Component data from apps and pages:
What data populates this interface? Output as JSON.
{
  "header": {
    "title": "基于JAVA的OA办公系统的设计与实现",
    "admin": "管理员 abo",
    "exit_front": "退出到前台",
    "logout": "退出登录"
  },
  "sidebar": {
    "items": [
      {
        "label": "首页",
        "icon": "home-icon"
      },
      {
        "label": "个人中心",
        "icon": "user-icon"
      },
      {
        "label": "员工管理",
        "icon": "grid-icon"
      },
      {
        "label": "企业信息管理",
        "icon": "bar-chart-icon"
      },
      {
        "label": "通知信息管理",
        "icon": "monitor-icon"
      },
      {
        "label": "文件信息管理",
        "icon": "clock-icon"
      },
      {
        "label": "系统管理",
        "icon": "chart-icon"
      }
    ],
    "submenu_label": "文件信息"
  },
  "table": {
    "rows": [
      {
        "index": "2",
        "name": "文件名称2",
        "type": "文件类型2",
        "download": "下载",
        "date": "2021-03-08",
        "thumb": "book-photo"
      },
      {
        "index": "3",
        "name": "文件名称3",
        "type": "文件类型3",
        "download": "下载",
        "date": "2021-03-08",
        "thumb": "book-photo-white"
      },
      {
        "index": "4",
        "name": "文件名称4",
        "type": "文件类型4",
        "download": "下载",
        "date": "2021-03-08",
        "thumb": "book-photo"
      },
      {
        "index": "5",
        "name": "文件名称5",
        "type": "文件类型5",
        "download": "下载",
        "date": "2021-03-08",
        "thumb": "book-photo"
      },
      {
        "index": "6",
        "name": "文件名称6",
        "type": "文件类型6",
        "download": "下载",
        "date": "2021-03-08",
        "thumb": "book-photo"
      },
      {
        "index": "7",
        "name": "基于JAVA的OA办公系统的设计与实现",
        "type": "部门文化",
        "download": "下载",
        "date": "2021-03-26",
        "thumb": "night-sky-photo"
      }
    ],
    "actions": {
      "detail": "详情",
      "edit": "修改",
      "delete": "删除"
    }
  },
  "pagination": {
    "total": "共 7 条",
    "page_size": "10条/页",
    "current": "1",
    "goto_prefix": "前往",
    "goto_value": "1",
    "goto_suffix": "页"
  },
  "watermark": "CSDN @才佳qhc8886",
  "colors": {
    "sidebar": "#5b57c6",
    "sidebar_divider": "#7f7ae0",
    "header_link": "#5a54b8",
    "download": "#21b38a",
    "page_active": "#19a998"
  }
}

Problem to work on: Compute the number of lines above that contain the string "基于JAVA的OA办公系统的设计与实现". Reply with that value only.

Response to the task: 2